### Stored items from a collection
****
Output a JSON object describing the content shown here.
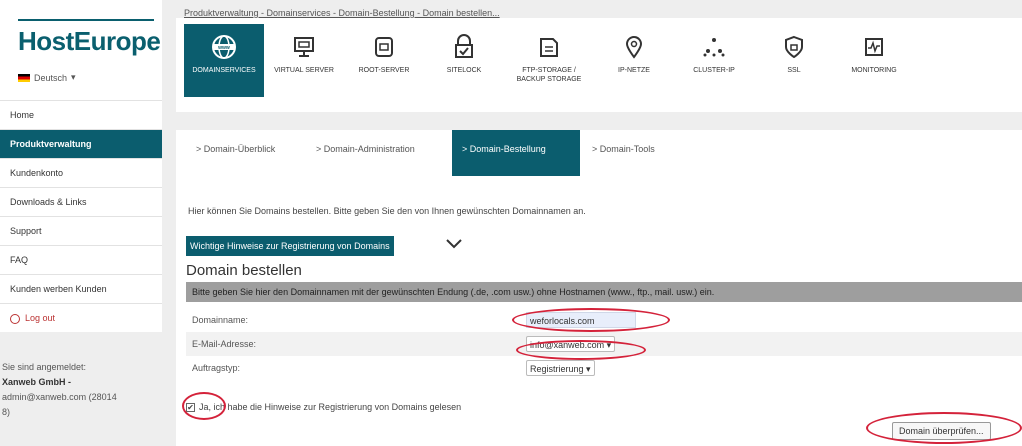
{
  "brand": {
    "logo": "HostEurope",
    "language": "Deutsch"
  },
  "sidebar": {
    "items": [
      {
        "label": "Home",
        "active": false
      },
      {
        "label": "Produktverwaltung",
        "active": true
      },
      {
        "label": "Kundenkonto",
        "active": false
      },
      {
        "label": "Downloads & Links",
        "active": false
      },
      {
        "label": "Support",
        "active": false
      },
      {
        "label": "FAQ",
        "active": false
      },
      {
        "label": "Kunden werben Kunden",
        "active": false
      },
      {
        "label": "Log out",
        "active": false
      }
    ],
    "login_line1": "Sie sind angemeldet:",
    "login_user": "Xanweb GmbH -",
    "login_email": "admin@xanweb.com (28014",
    "login_id_tail": "8)"
  },
  "breadcrumb": {
    "text": "Produktverwaltung - Domainservices - Domain-Bestellung - Domain bestellen..."
  },
  "services": [
    {
      "label": "DOMAINSERVICES",
      "icon": "globe-icon",
      "active": true
    },
    {
      "label": "VIRTUAL SERVER",
      "icon": "monitor-icon",
      "active": false
    },
    {
      "label": "ROOT-SERVER",
      "icon": "server-icon",
      "active": false
    },
    {
      "label": "SITELOCK",
      "icon": "lock-icon",
      "active": false
    },
    {
      "label": "FTP-STORAGE /\nBACKUP STORAGE",
      "icon": "storage-icon",
      "active": false
    },
    {
      "label": "IP-NETZE",
      "icon": "location-pin-icon",
      "active": false
    },
    {
      "label": "CLUSTER-IP",
      "icon": "cluster-icon",
      "active": false
    },
    {
      "label": "SSL",
      "icon": "shield-icon",
      "active": false
    },
    {
      "label": "MONITORING",
      "icon": "monitoring-icon",
      "active": false
    }
  ],
  "subtabs": [
    {
      "label": "> Domain-Überblick",
      "active": false
    },
    {
      "label": "> Domain-Administration",
      "active": false
    },
    {
      "label": "> Domain-Bestellung",
      "active": true
    },
    {
      "label": "> Domain-Tools",
      "active": false
    }
  ],
  "content": {
    "intro": "Hier können Sie Domains bestellen. Bitte geben Sie den von Ihnen gewünschten Domainnamen an.",
    "hints_label": "Wichtige Hinweise zur Registrierung von Domains",
    "form_title": "Domain bestellen",
    "form_header": "Bitte geben Sie hier den Domainnamen mit der gewünschten Endung (.de, .com usw.) ohne Hostnamen (www., ftp., mail. usw.) ein.",
    "fields": {
      "domain_label": "Domainname:",
      "domain_value": "weforlocals.com",
      "email_label": "E-Mail-Adresse:",
      "email_value": "info@xanweb.com ▾",
      "order_label": "Auftragstyp:",
      "order_value": "Registrierung ▾"
    },
    "confirm_text": "Ja, ich habe die Hinweise zur Registrierung von Domains gelesen",
    "check_button": "Domain überprüfen..."
  },
  "colors": {
    "brand": "#0b5d6e",
    "annotation": "#d4223a",
    "header_gray": "#9e9e9e"
  }
}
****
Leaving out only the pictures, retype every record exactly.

Output a JSON object describing the content shown here.
{
  "brand": {
    "logo": "HostEurope",
    "language": "Deutsch"
  },
  "sidebar": {
    "items": [
      {
        "label": "Home",
        "active": false
      },
      {
        "label": "Produktverwaltung",
        "active": true
      },
      {
        "label": "Kundenkonto",
        "active": false
      },
      {
        "label": "Downloads & Links",
        "active": false
      },
      {
        "label": "Support",
        "active": false
      },
      {
        "label": "FAQ",
        "active": false
      },
      {
        "label": "Kunden werben Kunden",
        "active": false
      },
      {
        "label": "Log out",
        "active": false
      }
    ],
    "login_line1": "Sie sind angemeldet:",
    "login_user": "Xanweb GmbH -",
    "login_email": "admin@xanweb.com (28014",
    "login_id_tail": "8)"
  },
  "breadcrumb": {
    "text": "Produktverwaltung - Domainservices - Domain-Bestellung - Domain bestellen..."
  },
  "services": [
    {
      "label": "DOMAINSERVICES",
      "icon": "globe-icon",
      "active": true
    },
    {
      "label": "VIRTUAL SERVER",
      "icon": "monitor-icon",
      "active": false
    },
    {
      "label": "ROOT-SERVER",
      "icon": "server-icon",
      "active": false
    },
    {
      "label": "SITELOCK",
      "icon": "lock-icon",
      "active": false
    },
    {
      "label": "FTP-STORAGE /\nBACKUP STORAGE",
      "icon": "storage-icon",
      "active": false
    },
    {
      "label": "IP-NETZE",
      "icon": "location-pin-icon",
      "active": false
    },
    {
      "label": "CLUSTER-IP",
      "icon": "cluster-icon",
      "active": false
    },
    {
      "label": "SSL",
      "icon": "shield-icon",
      "active": false
    },
    {
      "label": "MONITORING",
      "icon": "monitoring-icon",
      "active": false
    }
  ],
  "subtabs": [
    {
      "label": "> Domain-Überblick",
      "active": false
    },
    {
      "label": "> Domain-Administration",
      "active": false
    },
    {
      "label": "> Domain-Bestellung",
      "active": true
    },
    {
      "label": "> Domain-Tools",
      "active": false
    }
  ],
  "content": {
    "intro": "Hier können Sie Domains bestellen. Bitte geben Sie den von Ihnen gewünschten Domainnamen an.",
    "hints_label": "Wichtige Hinweise zur Registrierung von Domains",
    "form_title": "Domain bestellen",
    "form_header": "Bitte geben Sie hier den Domainnamen mit der gewünschten Endung (.de, .com usw.) ohne Hostnamen (www., ftp., mail. usw.) ein.",
    "fields": {
      "domain_label": "Domainname:",
      "domain_value": "weforlocals.com",
      "email_label": "E-Mail-Adresse:",
      "email_value": "info@xanweb.com ▾",
      "order_label": "Auftragstyp:",
      "order_value": "Registrierung ▾"
    },
    "confirm_text": "Ja, ich habe die Hinweise zur Registrierung von Domains gelesen",
    "check_button": "Domain überprüfen..."
  },
  "colors": {
    "brand": "#0b5d6e",
    "annotation": "#d4223a",
    "header_gray": "#9e9e9e"
  }
}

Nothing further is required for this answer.